PROBLEM REQUIREMENTS:
Go through the entries below and work out how many lines include "Merkezi"; give only that number.

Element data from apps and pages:
- - - - -

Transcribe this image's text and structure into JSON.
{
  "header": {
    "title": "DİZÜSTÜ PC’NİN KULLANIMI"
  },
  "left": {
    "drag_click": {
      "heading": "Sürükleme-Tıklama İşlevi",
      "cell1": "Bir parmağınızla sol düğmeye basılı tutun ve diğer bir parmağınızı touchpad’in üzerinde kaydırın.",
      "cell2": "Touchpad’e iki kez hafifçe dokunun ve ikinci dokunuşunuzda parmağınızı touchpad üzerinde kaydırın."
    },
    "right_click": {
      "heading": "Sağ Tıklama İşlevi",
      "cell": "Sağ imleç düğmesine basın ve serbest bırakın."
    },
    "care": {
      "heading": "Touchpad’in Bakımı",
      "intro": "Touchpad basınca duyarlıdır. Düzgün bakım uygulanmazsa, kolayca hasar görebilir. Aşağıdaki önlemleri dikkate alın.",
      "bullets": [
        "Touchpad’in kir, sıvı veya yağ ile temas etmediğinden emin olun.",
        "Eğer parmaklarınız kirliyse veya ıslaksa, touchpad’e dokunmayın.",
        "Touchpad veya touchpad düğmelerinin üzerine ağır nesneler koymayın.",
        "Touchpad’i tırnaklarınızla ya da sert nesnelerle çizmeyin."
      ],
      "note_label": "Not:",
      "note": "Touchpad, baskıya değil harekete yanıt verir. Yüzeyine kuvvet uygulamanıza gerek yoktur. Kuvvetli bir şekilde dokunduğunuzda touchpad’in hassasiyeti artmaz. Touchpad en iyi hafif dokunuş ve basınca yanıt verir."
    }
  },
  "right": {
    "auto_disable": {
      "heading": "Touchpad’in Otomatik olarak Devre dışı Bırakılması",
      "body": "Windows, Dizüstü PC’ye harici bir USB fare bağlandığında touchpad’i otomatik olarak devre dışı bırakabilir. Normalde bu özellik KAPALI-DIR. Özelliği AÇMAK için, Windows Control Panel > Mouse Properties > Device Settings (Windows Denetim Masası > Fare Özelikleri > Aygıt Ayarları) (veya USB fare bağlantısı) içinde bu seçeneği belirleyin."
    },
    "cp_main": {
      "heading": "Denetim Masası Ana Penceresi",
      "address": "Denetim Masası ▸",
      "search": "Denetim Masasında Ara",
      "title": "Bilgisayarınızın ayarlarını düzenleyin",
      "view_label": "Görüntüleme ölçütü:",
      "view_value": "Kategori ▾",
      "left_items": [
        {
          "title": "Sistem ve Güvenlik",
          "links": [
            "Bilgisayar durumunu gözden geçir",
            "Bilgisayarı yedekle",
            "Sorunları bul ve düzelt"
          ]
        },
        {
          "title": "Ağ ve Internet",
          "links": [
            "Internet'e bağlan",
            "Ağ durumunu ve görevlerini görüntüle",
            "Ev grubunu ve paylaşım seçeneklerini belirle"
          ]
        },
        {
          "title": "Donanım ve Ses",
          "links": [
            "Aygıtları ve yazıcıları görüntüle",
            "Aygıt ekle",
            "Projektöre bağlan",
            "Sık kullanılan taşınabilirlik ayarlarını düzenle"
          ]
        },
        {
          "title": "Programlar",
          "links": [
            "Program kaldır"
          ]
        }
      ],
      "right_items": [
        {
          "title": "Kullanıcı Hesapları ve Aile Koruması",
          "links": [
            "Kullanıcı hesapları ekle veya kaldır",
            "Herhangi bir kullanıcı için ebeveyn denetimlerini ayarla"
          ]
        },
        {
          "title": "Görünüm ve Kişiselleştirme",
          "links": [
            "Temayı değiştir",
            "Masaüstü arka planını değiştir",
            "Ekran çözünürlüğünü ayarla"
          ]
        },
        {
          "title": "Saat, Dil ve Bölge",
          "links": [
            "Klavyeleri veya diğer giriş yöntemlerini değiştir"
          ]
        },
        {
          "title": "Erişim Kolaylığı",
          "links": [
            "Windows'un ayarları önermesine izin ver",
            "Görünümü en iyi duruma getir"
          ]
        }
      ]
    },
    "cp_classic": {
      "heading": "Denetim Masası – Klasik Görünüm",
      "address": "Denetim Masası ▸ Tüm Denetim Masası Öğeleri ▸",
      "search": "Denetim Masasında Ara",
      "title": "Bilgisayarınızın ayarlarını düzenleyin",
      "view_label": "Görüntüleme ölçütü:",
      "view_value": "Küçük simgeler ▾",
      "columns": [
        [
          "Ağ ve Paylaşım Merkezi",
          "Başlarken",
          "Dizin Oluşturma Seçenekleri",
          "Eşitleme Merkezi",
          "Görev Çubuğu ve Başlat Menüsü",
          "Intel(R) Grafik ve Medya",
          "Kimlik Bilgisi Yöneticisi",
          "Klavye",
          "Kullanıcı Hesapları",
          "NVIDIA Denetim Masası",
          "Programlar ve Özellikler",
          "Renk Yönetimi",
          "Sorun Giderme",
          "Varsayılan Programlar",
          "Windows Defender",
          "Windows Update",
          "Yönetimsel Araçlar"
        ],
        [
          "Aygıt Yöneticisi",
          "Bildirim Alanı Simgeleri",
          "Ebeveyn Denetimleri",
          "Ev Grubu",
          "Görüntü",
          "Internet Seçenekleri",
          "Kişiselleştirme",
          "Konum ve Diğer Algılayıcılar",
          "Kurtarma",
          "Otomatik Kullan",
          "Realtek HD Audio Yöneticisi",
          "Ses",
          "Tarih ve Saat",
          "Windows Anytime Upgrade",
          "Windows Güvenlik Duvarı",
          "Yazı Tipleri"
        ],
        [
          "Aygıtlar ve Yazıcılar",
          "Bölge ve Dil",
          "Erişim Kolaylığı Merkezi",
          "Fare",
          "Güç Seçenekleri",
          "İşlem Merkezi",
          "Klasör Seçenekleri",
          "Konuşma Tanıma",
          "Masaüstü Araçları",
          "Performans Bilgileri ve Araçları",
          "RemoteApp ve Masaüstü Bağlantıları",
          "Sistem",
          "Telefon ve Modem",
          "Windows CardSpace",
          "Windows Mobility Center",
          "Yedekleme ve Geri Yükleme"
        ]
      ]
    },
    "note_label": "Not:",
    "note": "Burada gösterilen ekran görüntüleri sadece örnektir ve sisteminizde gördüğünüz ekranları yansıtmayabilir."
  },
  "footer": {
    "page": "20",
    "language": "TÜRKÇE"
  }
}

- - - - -

ANSWER BELOW:
4